A Buzzfeed article ‘doxxing’ or disclosing the identity of the 2 Bored Ape Yacht Club (BAYC) creators has garnered quite the attention of people from the crypto community. They’ve been pretty vocal in criticizing the media platform for its actions.
The article was published on February 4th, by Kate Notopoulos, and was promptly titled “We Found The Real Names Of Bored Ape Yacht Club’s Pseudonymous Founders.” The article then went on to reveal that the founders of the BAYC were in fact, Greg Solano and Wylie Aronow. They both go by their pseudonymous names “Gordon Goner” and “Gargamel” respectively.
Of course, as is the nature with reports like this, members of the community took notice and it wasn’t long before they took to Twitter to critique Buzzfeed and Notopoulos. Many people in the community called said identity reveal ‘doxxing’, elaborating on the fact that it isn’t exactly the up to par when it comes to journalistic standards.
Following said ‘doxxing’ the 2 founders in question posted pictures of themselves on Twitter alongside their Bored Ape avatar.
Got doxxed against my will. Oh well.
Web2 me vs. Web3 me pic.twitter.com/uLkpsJ5LvN
— GordonGoner.eth (@GordonGoner) February 5, 2022
On the topic of doxxing, several prominent crypto personalities revealed that they’re against the notion. Ryan Selkis, for instance, the founder of Messari, posted a link to an old tweet of Notopoulos wherein she used a homophobic slur.
Cobie, a crypto podcaster gave the article a pretty stern description, calling it typical trash to get links and revenue.
Doxxing people for clicks and ad revenue. Typical Buzzfeed trash. Wonder if I can short Buzzfeed somehow. https://t.co/xDarnhoEqb
— Cobie (@cobie) February 5, 2022
Notopoulos on the other hand doesn’t seem to be bothered in the slightest by the backlash being sent her way.
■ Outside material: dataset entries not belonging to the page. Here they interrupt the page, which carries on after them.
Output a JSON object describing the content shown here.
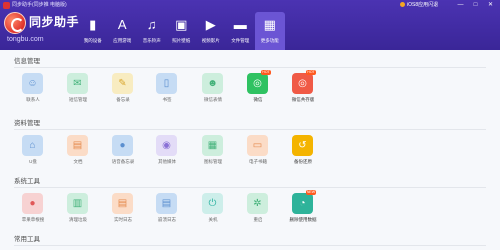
{
  "window": {
    "title": "同步助手(同步推 电脑版)",
    "ios_repair": "iOS8应用闪退",
    "minimize": "—",
    "maximize": "□",
    "close": "✕"
  },
  "logo": {
    "name": "同步助手",
    "url": "tongbu.com"
  },
  "nav": [
    {
      "label": "我的设备",
      "icon": "phone-icon",
      "glyph": "▮",
      "active": false
    },
    {
      "label": "应用游戏",
      "icon": "app-store-icon",
      "glyph": "A",
      "active": false
    },
    {
      "label": "音乐铃声",
      "icon": "music-note-icon",
      "glyph": "♫",
      "active": false
    },
    {
      "label": "照片壁纸",
      "icon": "image-icon",
      "glyph": "▣",
      "active": false
    },
    {
      "label": "视频影片",
      "icon": "film-icon",
      "glyph": "▶",
      "active": false
    },
    {
      "label": "文件管理",
      "icon": "folder-icon",
      "glyph": "▬",
      "active": false
    },
    {
      "label": "更多功能",
      "icon": "grid-icon",
      "glyph": "▦",
      "active": true
    }
  ],
  "sections": [
    {
      "title": "信息管理",
      "items": [
        {
          "label": "联系人",
          "icon": "contacts-icon",
          "glyph": "☺",
          "style": "bluish"
        },
        {
          "label": "短信管理",
          "icon": "sms-icon",
          "glyph": "✉",
          "style": "green-l"
        },
        {
          "label": "备忘录",
          "icon": "memo-icon",
          "glyph": "✎",
          "style": "yellow-l"
        },
        {
          "label": "书签",
          "icon": "bookmark-icon",
          "glyph": "▯",
          "style": "bluish"
        },
        {
          "label": "微信表情",
          "icon": "emoji-icon",
          "glyph": "☻",
          "style": "green-l"
        },
        {
          "label": "微信",
          "icon": "wechat-icon",
          "glyph": "◎",
          "style": "green-s",
          "badge": "HOT"
        },
        {
          "label": "微信共存版",
          "icon": "wechat-dual-icon",
          "glyph": "◎",
          "style": "red-s",
          "badge": "HOT"
        }
      ]
    },
    {
      "title": "资料管理",
      "items": [
        {
          "label": "U盘",
          "icon": "usb-icon",
          "glyph": "⌂",
          "style": "bluish"
        },
        {
          "label": "文档",
          "icon": "document-icon",
          "glyph": "▤",
          "style": "orange-l"
        },
        {
          "label": "语音备忘录",
          "icon": "microphone-icon",
          "glyph": "●",
          "style": "bluish"
        },
        {
          "label": "其他媒体",
          "icon": "podcast-icon",
          "glyph": "◉",
          "style": "purple-l"
        },
        {
          "label": "图标管理",
          "icon": "icon-grid-icon",
          "glyph": "▦",
          "style": "green-l"
        },
        {
          "label": "电子书籍",
          "icon": "ebook-icon",
          "glyph": "▭",
          "style": "orange-l"
        },
        {
          "label": "备份还原",
          "icon": "backup-icon",
          "glyph": "↺",
          "style": "yellow-s"
        }
      ]
    },
    {
      "title": "系统工具",
      "items": [
        {
          "label": "苹果草根搜",
          "icon": "apple-icon",
          "glyph": "●",
          "style": "red-l"
        },
        {
          "label": "清理垃圾",
          "icon": "trash-icon",
          "glyph": "▥",
          "style": "green-l"
        },
        {
          "label": "实时日志",
          "icon": "log-icon",
          "glyph": "▤",
          "style": "orange-l"
        },
        {
          "label": "崩溃日志",
          "icon": "crash-log-icon",
          "glyph": "▤",
          "style": "bluish"
        },
        {
          "label": "关机",
          "icon": "power-icon",
          "glyph": "⏻",
          "style": "cyan-l"
        },
        {
          "label": "重启",
          "icon": "restart-icon",
          "glyph": "✲",
          "style": "green-l"
        },
        {
          "label": "删除使用数据",
          "icon": "pie-chart-icon",
          "glyph": "◔",
          "style": "teal-s",
          "badge": "NEW"
        }
      ]
    },
    {
      "title": "常用工具",
      "items": []
    }
  ]
}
In the article, she questioned the decision behind the anonymity of the BAYC founders while drawing comparisons to the pseudonymous practice of founders in the crypto space and standards of the traditional business world.
I can’t help myself pic.twitter.com/sESyP20D0Z
— Katie Notopoulos (@katienotopoulos) February 6, 2022
She even made sure to draw attention to the fact that given the worth of the BAYC, the founders should be held accountable and that’s just not possible without them having an identity. She believes that the founders’ identity and information being brought into the light might at least help collectors come to a decision regarding the purchase of an NFT.
Of course, some in the community also questioned her motives as well. For instance, a Twitter user then asked her what public interest the doxxing serves considering there were absolutely no red flags regarding the founders.
The backlash further brings up the discussion of anonymity and publicity in the NFT scene. Using pseudonyms and anonymity has become the norm of the crypto and NFT scene.
Yuga labs, the company behind the BAYC, has an estimated worth of $5 billion, and the question remains where the line should be drawn in the sand.